U.S. Classification139/426.00R, 139/419, 139/420.00A, 139/420.00R, 139/384.00R, 139/383.00R
International ClassificationD03D13/00, D03D25/00, D03D17/00
Cooperative ClassificationB63H9/0657, D10B2331/04, D03D15/0088, D10B2401/041, D03D15/00, B63H2009/0678, D03D1/00, D10B2507/04, D10B2321/021, D10B2331/021, D10B2505/18, D10B2331/02, D03D13/008, D10B2101/20, D10B2101/12, D03D15/0077, D10B2321/022
European ClassificationD03D1/00, B63H9/06D, D03D15/00, D03D13/00G, D03D15/00N, D03D15/00O2

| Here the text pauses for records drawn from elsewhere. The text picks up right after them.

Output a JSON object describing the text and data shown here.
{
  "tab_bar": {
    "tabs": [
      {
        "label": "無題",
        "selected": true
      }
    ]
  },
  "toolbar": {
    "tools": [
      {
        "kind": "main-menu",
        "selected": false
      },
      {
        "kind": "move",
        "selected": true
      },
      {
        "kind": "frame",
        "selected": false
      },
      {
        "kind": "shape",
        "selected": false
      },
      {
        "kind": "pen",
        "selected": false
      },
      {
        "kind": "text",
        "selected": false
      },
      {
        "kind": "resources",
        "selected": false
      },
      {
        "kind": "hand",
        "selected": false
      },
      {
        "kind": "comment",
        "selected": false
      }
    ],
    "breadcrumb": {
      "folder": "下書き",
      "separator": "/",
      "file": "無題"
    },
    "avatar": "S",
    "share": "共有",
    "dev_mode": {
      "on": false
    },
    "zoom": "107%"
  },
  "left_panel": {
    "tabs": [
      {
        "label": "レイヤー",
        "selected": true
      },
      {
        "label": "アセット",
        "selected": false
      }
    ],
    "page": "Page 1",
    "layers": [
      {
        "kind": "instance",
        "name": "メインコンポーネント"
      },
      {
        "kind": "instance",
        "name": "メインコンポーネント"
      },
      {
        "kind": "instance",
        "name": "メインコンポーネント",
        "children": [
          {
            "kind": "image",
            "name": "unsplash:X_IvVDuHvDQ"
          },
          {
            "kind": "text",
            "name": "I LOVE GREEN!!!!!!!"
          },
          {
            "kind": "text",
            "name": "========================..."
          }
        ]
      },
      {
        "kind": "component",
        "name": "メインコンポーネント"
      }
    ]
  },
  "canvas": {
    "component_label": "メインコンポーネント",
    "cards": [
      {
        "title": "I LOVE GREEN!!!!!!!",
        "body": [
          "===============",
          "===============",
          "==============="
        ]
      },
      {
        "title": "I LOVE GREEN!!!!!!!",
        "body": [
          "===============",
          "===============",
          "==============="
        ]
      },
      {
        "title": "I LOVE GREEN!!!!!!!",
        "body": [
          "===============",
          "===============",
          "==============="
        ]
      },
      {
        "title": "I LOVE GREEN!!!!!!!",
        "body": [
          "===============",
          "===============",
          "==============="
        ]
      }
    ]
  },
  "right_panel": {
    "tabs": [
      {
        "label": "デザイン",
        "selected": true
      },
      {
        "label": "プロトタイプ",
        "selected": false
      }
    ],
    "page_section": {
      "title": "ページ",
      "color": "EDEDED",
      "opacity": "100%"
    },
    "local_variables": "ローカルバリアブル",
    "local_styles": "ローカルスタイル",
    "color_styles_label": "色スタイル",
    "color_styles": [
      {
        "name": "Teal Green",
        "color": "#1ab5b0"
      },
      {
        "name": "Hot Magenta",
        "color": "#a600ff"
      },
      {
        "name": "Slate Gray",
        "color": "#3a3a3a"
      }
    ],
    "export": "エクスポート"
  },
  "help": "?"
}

Legal Events
DateCodeEventDescription
Aug 7, 2014FPAYFee payment
Year of fee payment: 4
Mar 5, 2014ASAssignment
Owner name: NXT CAPITAL, LLC, AS AGENT, ILLINOIS
Free format text: SECURITY AGREEMENT;ASSIGNORS:NORTH SAILS GROUP, LLC;SOUTHERN SPARS GROUP, LLC;NORTH TECHNOLOGY GROUP, LLC;REEL/FRAME:032389/0355
Effective date: 20140305
May 10, 2011CCCertificate of correction
Feb 17, 2009ASAssignment
Free format text: ASSIGNMENT OF ASSIGNORS INTEREST;ASSIGNOR:DOYLE, BRIAN PATRICK;REEL/FRAME:022269/0140
Effective date: 20090212
Owner name: NORTH SAILS GROUP, LLC, CONNECTICUT